START Materials provided

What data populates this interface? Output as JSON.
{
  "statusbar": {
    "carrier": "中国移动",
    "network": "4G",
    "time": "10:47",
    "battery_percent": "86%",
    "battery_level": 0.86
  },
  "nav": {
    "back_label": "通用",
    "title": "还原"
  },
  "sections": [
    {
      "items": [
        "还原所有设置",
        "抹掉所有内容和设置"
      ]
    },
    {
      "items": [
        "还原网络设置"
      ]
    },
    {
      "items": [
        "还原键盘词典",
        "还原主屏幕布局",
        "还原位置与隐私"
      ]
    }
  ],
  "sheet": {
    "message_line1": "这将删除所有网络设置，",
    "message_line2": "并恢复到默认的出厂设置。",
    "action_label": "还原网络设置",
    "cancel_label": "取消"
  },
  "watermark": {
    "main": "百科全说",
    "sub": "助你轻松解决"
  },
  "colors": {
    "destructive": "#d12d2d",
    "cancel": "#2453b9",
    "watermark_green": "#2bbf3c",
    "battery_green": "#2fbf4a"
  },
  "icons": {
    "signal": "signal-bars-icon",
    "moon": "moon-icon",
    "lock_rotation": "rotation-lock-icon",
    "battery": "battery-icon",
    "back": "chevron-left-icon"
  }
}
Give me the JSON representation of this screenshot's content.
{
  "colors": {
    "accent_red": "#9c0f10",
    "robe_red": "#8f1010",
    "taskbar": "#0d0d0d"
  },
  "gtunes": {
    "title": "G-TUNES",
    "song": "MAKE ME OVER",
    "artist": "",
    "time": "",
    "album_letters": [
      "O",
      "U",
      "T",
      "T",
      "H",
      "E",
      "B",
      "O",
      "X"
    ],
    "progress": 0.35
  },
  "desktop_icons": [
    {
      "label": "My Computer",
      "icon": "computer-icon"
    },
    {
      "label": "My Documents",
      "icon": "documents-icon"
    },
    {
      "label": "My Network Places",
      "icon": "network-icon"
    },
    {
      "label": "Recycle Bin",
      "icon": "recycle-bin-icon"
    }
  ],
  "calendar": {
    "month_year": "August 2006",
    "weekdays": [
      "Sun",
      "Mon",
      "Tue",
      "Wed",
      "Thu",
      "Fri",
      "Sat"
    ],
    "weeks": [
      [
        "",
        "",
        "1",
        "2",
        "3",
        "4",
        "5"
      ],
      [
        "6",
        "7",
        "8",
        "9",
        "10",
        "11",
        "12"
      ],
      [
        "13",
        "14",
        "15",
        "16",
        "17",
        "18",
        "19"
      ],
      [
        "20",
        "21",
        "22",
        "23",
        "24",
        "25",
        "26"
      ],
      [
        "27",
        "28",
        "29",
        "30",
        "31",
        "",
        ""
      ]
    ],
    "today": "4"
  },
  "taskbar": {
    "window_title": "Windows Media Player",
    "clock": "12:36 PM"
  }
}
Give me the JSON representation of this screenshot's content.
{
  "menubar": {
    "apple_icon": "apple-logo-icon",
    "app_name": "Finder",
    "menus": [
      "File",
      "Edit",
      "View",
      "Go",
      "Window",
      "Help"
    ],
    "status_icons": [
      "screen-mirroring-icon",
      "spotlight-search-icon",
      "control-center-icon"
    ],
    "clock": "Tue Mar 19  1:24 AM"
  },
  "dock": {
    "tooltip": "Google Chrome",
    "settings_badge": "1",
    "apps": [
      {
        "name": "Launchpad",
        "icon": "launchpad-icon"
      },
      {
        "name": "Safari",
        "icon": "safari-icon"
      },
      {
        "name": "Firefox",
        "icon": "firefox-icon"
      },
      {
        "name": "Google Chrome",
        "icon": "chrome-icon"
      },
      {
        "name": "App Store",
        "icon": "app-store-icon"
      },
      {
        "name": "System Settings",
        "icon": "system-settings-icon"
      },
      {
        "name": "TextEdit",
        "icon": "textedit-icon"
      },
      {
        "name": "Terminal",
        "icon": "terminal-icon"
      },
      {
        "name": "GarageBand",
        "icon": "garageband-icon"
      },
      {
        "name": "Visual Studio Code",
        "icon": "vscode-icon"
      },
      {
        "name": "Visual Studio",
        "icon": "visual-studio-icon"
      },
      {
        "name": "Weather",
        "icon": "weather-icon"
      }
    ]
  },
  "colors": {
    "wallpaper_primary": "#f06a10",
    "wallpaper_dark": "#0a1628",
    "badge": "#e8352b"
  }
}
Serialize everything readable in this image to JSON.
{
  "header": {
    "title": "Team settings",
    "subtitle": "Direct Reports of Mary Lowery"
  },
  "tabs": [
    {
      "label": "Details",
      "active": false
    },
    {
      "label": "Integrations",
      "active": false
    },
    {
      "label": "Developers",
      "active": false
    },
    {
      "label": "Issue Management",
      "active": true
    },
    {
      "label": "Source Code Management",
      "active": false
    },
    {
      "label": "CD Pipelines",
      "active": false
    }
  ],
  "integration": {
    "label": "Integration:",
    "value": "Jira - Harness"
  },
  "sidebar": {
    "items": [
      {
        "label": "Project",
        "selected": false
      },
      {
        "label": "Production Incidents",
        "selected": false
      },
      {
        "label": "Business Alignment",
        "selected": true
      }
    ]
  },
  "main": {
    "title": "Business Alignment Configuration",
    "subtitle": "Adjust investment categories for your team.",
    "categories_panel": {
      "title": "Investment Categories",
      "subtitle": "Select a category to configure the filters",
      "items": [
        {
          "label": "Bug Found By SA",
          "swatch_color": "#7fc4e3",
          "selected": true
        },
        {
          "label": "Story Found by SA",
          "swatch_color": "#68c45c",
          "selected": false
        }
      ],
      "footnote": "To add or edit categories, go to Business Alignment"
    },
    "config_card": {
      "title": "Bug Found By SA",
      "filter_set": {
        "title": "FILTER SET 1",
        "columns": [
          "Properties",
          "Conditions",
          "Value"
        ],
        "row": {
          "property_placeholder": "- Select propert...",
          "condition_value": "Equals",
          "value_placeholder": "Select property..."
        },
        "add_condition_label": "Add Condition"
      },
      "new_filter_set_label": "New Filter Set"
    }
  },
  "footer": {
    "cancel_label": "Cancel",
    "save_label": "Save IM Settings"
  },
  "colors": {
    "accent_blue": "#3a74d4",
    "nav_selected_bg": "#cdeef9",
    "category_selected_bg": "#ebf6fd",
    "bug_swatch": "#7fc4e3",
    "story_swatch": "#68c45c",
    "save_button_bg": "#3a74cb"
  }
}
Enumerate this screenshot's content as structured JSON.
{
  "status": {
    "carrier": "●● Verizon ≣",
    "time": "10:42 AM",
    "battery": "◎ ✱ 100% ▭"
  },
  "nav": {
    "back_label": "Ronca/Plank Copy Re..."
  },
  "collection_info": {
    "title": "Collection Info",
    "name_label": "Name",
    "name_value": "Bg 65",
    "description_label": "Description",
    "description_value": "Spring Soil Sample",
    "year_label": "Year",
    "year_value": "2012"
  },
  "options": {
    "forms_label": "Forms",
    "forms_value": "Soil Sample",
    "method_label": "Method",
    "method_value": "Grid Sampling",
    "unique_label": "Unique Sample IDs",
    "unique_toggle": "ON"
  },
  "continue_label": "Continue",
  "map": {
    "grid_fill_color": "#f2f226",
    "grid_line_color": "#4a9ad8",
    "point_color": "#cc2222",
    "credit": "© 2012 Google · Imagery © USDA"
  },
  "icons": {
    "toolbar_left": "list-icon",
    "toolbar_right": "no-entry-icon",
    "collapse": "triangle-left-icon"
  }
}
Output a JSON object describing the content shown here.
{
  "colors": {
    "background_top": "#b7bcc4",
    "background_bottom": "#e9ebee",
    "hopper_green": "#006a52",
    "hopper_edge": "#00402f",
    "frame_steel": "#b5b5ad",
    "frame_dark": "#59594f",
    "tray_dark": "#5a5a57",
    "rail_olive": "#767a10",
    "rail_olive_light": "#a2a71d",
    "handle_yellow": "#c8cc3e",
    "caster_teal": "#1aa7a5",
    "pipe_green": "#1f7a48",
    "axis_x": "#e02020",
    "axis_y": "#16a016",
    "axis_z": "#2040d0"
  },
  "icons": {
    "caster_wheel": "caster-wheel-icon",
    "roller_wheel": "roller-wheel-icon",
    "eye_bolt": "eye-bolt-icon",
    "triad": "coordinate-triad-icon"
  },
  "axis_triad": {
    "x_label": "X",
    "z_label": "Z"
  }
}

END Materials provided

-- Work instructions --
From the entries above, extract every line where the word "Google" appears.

-- Reply --
    "tooltip": "Google Chrome",
        "name": "Google Chrome",
    "credit": "© 2012 Google · Imagery © USDA"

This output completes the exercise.